YOUR TASK —
Copy each line from the entries that the word "olan" appears in.

::::

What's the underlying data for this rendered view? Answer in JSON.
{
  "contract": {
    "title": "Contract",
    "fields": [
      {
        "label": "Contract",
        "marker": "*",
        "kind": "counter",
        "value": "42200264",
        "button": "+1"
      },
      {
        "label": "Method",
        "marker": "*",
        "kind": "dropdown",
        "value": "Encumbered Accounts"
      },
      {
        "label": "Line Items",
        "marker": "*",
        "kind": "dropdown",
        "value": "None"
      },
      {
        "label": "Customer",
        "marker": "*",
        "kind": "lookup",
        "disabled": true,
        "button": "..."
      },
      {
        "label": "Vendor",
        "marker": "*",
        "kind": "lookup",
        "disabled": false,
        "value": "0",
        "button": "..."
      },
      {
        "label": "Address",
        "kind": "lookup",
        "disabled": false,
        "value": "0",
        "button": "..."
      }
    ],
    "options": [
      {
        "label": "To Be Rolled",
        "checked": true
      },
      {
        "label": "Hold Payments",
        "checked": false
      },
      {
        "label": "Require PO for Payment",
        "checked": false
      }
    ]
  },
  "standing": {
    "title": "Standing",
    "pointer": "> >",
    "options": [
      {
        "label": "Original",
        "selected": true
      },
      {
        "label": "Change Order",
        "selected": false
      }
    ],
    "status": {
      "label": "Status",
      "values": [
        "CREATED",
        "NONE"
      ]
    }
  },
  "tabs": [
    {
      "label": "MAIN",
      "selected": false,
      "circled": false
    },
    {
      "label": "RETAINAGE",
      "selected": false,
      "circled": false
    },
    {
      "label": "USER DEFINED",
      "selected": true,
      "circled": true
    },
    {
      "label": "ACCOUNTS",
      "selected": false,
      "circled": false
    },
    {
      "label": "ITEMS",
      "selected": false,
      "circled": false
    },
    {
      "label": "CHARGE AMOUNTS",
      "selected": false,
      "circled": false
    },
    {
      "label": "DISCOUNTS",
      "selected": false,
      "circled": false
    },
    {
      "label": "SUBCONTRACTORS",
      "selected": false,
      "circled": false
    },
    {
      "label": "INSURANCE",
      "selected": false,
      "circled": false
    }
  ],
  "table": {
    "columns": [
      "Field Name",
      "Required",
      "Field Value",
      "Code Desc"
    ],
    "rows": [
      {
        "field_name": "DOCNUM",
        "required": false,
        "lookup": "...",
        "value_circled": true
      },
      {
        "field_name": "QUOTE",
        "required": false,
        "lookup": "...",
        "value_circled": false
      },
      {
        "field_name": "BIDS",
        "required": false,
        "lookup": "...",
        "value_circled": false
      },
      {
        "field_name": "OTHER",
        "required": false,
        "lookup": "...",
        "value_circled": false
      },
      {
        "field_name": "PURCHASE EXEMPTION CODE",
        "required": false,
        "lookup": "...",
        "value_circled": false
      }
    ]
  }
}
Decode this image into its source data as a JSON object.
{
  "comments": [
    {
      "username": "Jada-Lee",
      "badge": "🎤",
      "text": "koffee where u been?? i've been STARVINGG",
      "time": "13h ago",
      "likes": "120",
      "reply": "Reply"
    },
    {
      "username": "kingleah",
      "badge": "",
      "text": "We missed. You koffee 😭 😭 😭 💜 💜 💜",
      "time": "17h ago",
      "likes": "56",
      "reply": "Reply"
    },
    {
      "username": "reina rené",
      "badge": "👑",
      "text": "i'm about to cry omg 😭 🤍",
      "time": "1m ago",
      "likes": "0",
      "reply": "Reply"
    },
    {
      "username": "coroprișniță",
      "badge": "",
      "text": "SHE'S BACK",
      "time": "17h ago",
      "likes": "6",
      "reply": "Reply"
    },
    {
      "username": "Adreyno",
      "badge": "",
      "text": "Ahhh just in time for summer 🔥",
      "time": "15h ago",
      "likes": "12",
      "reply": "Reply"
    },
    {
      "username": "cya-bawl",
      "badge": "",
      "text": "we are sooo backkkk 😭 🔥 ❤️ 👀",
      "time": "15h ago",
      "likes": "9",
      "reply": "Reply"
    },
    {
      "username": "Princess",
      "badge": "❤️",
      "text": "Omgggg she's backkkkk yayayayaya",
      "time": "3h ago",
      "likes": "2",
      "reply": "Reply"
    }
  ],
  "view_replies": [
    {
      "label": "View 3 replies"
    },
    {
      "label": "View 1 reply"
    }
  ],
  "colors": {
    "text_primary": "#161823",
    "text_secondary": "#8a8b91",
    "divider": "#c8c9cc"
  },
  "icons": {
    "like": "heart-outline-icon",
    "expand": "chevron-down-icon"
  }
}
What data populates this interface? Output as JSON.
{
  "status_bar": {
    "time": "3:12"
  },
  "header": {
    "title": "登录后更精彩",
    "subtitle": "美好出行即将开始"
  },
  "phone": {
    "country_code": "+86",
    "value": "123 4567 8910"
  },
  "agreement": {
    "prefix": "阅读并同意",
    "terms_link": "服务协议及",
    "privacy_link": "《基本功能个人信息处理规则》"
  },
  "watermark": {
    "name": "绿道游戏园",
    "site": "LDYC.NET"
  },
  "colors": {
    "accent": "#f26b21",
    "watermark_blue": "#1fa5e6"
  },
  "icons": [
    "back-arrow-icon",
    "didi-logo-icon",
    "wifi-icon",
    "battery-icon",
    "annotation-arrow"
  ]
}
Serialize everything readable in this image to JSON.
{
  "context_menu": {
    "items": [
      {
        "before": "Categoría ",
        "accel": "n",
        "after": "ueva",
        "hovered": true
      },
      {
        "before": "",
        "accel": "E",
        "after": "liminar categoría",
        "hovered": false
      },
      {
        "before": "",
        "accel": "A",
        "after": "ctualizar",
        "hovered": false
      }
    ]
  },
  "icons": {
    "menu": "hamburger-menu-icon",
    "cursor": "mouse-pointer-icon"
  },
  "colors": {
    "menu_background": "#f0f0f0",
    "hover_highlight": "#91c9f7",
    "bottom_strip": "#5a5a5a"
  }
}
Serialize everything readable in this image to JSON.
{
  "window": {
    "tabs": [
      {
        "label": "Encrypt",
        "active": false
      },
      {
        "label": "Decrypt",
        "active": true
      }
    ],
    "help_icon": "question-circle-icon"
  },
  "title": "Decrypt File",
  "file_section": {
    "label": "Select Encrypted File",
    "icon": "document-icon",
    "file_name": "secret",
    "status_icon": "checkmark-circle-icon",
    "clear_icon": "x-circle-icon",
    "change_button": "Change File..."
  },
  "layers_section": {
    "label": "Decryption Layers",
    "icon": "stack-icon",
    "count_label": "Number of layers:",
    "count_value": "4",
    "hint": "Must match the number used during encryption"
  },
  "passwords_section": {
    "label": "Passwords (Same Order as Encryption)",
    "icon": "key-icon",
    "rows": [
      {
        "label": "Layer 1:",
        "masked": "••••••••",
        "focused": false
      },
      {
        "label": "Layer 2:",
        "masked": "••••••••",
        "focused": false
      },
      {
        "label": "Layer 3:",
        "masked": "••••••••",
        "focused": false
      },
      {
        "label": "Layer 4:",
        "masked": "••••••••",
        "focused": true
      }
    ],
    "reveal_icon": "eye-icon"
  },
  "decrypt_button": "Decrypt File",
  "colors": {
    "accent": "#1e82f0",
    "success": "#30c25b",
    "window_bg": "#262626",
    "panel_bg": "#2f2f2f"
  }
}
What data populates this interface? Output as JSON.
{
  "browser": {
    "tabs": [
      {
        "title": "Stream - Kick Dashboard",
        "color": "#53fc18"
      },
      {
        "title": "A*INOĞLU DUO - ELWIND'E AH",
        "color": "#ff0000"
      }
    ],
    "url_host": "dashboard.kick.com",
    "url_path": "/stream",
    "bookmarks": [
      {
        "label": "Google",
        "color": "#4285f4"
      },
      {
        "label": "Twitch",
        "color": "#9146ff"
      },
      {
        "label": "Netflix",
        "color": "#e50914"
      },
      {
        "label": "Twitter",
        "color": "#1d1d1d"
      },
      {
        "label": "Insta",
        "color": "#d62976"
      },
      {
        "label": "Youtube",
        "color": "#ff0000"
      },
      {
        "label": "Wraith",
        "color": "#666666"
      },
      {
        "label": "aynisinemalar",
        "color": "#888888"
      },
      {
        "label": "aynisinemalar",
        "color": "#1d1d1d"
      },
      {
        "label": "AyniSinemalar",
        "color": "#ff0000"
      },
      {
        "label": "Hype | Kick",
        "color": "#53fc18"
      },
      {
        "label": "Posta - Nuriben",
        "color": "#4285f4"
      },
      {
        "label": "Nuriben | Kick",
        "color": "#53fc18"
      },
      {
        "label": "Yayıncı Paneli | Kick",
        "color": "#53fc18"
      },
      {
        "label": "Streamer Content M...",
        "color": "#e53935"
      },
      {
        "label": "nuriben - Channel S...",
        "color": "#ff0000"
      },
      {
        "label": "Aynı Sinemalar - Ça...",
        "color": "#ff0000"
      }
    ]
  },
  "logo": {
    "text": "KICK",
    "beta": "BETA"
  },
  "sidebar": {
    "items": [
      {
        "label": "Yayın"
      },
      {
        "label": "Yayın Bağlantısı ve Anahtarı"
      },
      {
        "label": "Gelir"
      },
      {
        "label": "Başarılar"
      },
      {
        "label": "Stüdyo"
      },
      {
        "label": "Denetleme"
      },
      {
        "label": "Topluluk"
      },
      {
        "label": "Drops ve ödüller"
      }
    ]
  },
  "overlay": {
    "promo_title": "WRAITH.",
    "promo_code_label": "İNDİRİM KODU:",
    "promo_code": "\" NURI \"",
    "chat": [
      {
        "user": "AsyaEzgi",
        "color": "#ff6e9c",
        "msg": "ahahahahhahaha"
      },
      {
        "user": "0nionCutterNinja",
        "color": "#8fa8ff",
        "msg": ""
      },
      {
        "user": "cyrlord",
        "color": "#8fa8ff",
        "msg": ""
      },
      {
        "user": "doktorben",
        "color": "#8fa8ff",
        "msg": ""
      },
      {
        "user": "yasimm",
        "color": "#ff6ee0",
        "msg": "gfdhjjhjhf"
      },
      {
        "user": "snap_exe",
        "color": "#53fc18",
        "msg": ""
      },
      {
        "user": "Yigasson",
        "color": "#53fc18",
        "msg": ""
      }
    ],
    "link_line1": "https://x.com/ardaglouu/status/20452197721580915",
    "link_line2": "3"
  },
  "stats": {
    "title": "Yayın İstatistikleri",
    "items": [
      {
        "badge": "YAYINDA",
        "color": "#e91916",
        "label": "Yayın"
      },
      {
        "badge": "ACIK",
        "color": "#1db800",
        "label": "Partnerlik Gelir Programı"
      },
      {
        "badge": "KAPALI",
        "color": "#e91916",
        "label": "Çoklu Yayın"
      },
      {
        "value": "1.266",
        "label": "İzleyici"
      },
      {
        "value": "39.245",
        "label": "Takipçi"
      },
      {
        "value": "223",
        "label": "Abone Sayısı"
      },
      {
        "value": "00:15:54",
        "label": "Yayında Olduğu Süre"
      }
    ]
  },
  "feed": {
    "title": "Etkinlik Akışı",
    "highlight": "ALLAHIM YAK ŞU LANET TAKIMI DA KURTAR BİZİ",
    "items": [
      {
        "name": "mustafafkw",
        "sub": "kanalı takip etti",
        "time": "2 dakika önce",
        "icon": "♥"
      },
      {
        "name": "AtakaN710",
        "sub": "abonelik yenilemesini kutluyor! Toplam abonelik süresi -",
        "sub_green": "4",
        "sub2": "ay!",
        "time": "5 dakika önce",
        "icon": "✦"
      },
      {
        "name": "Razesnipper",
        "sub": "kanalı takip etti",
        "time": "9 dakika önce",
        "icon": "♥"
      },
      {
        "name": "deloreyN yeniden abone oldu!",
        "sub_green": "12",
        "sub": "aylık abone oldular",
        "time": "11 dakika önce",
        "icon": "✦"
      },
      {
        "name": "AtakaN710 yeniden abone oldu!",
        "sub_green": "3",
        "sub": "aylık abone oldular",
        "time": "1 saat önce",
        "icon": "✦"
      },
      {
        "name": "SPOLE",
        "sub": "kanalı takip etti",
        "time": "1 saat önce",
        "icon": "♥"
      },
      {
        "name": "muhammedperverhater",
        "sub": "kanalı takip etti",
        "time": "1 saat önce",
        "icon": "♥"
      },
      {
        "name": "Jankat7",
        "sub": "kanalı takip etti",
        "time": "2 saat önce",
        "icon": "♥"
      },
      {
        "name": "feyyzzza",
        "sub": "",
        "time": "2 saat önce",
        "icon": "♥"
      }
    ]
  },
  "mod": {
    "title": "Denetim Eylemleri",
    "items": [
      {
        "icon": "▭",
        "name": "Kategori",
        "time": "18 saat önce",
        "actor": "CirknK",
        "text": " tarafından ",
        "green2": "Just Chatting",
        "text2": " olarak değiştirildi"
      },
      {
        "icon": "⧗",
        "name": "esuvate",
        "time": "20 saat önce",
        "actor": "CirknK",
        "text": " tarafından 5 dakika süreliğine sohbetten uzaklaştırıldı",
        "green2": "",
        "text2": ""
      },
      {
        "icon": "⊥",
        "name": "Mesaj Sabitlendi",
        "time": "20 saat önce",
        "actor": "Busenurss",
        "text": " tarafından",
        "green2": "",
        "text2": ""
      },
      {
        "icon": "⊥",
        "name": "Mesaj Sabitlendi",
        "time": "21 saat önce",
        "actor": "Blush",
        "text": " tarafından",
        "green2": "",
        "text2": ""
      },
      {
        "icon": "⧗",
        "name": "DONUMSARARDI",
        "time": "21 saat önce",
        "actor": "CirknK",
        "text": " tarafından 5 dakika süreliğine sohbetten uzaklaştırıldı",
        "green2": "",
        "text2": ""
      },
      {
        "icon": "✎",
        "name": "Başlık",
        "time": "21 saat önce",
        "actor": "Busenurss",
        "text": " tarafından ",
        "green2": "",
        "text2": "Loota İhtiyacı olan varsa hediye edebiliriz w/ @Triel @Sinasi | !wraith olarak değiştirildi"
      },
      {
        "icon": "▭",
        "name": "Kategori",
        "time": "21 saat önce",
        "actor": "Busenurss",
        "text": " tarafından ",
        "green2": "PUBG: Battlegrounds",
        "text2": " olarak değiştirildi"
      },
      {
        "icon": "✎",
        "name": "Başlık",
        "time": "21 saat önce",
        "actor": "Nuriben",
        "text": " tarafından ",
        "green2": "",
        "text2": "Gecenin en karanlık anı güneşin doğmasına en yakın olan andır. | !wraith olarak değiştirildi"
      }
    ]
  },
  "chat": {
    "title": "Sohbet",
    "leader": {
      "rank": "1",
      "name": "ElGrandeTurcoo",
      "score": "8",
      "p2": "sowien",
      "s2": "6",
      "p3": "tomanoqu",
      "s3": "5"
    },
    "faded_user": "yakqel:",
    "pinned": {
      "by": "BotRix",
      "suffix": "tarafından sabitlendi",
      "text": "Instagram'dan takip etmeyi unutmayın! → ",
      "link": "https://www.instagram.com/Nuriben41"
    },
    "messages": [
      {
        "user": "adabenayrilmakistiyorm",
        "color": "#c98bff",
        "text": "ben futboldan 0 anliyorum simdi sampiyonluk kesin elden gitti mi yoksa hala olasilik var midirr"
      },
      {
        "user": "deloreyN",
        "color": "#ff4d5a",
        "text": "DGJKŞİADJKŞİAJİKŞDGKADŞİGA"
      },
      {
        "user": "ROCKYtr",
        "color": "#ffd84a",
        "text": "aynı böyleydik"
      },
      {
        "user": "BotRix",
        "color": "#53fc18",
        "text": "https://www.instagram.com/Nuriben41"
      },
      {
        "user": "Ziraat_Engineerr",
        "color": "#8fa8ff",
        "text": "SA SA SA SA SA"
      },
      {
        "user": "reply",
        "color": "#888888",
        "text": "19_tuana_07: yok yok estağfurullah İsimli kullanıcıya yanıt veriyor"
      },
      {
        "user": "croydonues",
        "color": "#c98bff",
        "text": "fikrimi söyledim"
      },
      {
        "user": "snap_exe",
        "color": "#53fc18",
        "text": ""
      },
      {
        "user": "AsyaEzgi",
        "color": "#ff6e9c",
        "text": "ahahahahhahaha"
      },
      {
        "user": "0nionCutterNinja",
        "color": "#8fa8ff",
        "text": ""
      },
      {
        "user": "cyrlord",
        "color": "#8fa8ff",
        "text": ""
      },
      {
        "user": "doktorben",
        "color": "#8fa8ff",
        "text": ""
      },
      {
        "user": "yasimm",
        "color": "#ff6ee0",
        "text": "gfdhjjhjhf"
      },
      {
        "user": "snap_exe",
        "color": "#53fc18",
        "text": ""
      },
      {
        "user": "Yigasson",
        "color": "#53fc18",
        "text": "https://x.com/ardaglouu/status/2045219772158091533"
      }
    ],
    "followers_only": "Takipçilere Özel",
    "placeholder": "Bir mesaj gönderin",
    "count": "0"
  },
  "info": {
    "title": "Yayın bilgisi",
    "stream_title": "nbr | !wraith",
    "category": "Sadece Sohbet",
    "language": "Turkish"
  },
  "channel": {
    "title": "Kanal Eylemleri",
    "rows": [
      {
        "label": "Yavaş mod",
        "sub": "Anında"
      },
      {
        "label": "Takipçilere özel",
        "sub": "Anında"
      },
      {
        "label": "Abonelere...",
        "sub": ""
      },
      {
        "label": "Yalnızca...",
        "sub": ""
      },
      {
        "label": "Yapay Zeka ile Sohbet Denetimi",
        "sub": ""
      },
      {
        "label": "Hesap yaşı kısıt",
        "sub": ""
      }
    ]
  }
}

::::

REPLY TO THE EXERCISE —
        "text2": "Loota İhtiyacı olan varsa hediye edebiliriz w/ @Triel @Sinasi | !wraith olarak değiştirildi"
        "text2": "Gecenin en karanlık anı güneşin doğmasına en yakın olan andır. | !wraith olarak değiştirildi"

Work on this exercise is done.